The court may require the individual to maintain employment or attend school, undergo drug/alcohol testing and therapy, obtain mental health counseling, perform community service, and more. If the individual is not employed or attending school, the individual may be required to actively seek employment or register for school. The judge may also order electronic monitoring (tether).

If the offender completes their probationary sentence under HYTA, they will not have a public conviction or criminal record.

Having an aggressive criminal defense attorney well versed in the intricacies of the Holmes Youthful Trainee Act can ensure that the freedom and future of young people are fully protected.

More About HYTA
Young adults can have poor impulse control that leads them to make mistakes that have the potential to destroy their lives. With HYTA, young adults who committed crimes are given a second chance to become productive members of society.

A conviction can make it hard to find gainful employment. Employers are generally permitted to use criminal records in hiring decisions. A criminal conviction results in a lifetime ban on gun ownership. A convicted felon cannot own a business that sells and serves liquor. Working in a casino that has a gaming license is also on the list of things not allowed for felons.

If a person is convicted and imprisoned, their future becomes more challenging than that of a person who was convicted and placed on probation. When people are imprisoned, they often leave prison with no money, no job and no place to live. As a result, approximately two-thirds of felons released from prison will commit crimes and return to prison.

HYTA is not guaranteed and may be rejected by the court. Hiring an attorney that is well versed in the intricacies of the Holmes Youthful Trainee Act and has excellent skills dealing with local judges, police and prosecutors is vital for those that want the best outcome the legal system provides.

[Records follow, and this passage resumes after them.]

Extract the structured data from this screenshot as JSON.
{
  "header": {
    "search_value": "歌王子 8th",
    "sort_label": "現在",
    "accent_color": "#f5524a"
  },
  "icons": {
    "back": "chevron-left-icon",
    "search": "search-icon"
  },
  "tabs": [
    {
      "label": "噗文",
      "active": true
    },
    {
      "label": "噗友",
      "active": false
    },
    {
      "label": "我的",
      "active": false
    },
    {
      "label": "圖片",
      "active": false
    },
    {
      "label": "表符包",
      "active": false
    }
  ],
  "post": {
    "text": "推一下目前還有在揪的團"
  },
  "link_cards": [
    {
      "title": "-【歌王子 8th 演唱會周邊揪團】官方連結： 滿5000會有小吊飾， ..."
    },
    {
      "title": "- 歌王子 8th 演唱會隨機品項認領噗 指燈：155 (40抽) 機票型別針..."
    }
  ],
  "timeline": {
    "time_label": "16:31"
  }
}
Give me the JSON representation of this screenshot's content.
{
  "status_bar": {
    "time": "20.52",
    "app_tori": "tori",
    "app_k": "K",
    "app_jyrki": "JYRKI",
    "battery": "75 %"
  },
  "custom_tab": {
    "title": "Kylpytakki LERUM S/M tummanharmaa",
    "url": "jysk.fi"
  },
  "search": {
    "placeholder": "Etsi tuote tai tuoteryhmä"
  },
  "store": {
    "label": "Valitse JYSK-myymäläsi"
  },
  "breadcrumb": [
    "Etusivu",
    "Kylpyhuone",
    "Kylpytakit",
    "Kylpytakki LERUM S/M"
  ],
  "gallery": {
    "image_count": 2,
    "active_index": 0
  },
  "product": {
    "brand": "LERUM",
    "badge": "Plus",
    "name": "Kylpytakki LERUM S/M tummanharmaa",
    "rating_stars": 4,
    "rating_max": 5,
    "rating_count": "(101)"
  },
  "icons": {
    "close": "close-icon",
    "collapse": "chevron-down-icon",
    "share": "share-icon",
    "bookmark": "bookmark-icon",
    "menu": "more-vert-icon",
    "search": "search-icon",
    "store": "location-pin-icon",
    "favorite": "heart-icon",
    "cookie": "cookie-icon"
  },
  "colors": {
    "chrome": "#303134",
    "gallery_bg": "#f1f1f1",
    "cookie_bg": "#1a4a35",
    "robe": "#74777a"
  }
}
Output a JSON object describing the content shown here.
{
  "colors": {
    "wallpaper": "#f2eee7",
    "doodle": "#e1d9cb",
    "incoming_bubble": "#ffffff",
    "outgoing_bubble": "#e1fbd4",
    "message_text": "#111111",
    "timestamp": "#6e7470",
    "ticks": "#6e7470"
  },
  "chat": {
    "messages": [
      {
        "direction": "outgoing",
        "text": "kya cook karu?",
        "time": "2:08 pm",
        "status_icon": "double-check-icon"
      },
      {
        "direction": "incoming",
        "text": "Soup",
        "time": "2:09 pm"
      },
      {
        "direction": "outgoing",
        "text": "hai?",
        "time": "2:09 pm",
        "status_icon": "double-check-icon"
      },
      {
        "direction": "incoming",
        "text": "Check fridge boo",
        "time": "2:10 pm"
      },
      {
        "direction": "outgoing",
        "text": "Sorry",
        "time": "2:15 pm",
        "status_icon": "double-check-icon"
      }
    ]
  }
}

About Carl Jordan
Attorney Carl Jordan who serves Metro Detroit is experienced in successfully securing HYTA status. His experience can mean the difference between getting HYTA or winding up with a conviction. He will carefully evaluate your circumstances and recommend the next steps you should take. Call him at 248 358-6647 for a free consultation.